◆ **Problem to solve**
Scan the entries for the word "this" and return every line that has it.

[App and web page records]
-------------------------

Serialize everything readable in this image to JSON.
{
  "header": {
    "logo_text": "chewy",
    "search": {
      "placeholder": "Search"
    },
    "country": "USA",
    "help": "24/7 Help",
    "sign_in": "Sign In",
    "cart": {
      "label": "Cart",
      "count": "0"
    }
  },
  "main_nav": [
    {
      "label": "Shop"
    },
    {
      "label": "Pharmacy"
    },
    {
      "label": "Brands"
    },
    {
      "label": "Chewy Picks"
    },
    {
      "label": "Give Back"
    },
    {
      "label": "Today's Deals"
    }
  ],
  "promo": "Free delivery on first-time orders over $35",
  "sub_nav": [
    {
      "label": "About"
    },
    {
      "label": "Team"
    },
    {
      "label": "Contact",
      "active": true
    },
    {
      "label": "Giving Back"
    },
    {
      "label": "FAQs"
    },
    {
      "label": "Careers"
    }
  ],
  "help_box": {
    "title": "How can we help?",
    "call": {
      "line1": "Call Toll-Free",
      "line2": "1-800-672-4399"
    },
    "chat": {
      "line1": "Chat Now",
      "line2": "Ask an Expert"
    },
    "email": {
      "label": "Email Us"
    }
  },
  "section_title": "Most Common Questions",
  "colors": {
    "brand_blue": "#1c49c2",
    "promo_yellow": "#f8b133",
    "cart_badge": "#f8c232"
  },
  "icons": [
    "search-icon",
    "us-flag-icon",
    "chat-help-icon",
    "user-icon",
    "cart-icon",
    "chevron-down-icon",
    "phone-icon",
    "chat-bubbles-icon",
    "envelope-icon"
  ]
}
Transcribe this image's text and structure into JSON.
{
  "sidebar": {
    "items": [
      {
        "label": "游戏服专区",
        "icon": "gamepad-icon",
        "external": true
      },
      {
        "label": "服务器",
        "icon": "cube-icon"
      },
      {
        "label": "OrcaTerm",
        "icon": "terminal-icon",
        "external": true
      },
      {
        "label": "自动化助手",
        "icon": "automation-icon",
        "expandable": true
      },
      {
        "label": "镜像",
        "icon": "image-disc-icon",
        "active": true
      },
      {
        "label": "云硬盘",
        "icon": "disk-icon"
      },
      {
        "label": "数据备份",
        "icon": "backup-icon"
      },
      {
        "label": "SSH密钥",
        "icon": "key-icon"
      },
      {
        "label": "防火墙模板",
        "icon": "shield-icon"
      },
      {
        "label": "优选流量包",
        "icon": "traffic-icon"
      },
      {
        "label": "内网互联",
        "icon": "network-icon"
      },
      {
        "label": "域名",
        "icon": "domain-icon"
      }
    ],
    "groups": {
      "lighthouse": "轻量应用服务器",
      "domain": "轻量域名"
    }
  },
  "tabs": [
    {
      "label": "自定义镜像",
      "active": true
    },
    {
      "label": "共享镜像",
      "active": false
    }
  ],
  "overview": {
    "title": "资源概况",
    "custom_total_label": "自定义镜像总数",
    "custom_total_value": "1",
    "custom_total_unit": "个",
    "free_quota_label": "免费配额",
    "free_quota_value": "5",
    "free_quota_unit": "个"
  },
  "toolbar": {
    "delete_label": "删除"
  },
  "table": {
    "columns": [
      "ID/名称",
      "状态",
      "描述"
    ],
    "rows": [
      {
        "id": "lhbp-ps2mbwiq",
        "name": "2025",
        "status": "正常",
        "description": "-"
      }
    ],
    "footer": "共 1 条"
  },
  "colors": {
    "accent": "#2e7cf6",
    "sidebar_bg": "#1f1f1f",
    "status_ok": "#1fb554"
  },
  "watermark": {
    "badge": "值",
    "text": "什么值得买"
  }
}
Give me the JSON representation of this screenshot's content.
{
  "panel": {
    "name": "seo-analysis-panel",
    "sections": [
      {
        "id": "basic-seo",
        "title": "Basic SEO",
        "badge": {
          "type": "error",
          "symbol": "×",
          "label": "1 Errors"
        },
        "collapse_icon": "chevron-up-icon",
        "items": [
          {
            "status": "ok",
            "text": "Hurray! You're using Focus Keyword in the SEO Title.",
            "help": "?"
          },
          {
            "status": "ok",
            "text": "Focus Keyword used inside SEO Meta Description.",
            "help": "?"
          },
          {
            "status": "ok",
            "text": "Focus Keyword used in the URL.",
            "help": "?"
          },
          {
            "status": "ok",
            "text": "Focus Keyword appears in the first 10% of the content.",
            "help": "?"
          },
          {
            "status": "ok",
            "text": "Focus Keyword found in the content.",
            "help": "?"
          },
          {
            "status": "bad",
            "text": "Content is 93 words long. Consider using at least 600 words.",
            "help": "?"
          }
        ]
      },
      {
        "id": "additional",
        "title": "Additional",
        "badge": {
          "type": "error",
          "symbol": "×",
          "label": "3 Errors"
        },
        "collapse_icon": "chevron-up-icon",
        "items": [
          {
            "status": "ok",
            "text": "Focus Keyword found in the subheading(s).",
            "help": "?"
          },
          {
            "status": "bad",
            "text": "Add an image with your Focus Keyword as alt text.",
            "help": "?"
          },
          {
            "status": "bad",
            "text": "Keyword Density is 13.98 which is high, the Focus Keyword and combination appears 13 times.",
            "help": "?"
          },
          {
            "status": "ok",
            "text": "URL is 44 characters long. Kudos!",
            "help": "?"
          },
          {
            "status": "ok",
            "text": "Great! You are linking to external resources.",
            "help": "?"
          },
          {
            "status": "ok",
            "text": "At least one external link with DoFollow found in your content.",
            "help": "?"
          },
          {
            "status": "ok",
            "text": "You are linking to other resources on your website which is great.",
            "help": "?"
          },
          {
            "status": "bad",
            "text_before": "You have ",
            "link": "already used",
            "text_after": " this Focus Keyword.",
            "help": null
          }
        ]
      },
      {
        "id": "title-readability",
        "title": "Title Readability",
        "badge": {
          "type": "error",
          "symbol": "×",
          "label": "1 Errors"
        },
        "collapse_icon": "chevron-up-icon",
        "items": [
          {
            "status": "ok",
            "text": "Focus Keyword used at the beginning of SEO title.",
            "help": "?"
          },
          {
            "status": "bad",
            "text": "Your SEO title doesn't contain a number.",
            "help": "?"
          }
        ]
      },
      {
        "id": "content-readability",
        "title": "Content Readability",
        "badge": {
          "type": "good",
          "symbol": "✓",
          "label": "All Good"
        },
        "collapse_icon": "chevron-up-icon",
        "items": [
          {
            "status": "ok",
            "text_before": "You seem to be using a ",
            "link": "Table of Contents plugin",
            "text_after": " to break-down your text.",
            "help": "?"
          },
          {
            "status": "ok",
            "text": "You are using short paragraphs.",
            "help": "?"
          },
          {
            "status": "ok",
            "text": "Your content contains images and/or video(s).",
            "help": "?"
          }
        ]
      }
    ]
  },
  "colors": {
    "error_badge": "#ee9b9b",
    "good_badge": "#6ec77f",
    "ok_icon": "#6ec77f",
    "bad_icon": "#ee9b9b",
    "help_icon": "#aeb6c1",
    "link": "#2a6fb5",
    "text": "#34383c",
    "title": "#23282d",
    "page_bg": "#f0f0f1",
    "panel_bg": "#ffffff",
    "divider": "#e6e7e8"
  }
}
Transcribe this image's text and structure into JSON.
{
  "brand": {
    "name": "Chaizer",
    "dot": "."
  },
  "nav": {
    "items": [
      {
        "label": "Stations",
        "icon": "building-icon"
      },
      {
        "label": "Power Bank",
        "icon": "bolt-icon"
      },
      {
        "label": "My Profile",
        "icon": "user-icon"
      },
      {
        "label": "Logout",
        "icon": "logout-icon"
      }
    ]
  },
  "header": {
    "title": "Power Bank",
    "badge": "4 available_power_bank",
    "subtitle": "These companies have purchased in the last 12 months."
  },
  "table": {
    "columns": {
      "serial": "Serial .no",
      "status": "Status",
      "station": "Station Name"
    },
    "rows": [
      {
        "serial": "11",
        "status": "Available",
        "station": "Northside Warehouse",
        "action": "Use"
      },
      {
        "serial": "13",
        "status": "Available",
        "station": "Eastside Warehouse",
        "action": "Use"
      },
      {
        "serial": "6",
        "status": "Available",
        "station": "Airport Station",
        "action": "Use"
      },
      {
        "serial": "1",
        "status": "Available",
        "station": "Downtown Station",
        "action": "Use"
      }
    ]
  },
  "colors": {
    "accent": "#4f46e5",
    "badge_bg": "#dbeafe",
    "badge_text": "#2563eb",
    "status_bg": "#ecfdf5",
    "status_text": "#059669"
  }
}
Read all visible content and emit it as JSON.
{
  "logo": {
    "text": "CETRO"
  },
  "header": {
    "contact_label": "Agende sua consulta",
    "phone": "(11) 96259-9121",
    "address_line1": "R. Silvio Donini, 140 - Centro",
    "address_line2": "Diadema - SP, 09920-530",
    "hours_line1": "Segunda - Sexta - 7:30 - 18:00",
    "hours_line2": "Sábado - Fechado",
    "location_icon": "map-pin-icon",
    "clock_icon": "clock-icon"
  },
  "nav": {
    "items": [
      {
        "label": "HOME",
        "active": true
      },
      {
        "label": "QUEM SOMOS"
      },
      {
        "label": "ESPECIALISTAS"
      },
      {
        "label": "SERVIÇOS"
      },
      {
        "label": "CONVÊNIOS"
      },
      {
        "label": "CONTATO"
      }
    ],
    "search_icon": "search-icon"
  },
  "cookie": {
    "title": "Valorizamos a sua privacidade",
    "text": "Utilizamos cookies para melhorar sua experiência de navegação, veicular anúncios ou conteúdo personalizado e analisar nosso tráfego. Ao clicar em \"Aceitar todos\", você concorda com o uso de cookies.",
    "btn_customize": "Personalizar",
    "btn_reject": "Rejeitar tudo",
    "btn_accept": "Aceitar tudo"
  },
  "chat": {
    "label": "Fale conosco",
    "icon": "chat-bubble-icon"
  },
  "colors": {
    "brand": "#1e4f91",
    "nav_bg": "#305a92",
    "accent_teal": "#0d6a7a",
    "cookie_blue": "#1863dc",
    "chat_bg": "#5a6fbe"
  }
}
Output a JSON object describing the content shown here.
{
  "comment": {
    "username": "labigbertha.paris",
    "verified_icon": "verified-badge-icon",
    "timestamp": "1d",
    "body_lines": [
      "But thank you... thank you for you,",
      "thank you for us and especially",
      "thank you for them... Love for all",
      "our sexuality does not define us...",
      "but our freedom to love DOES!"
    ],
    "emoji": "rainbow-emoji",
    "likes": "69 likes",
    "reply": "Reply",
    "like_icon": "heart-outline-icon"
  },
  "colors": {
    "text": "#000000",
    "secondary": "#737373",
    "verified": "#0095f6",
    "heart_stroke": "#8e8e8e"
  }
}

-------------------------

◆ **Result of the task**
Serialize everything readable in this image to JSON.
Transcribe this image's text and structure into JSON.
Give me the JSON representation of this screenshot's content.
            "text_after": " this Focus Keyword.",
Transcribe this image's text and structure into JSON.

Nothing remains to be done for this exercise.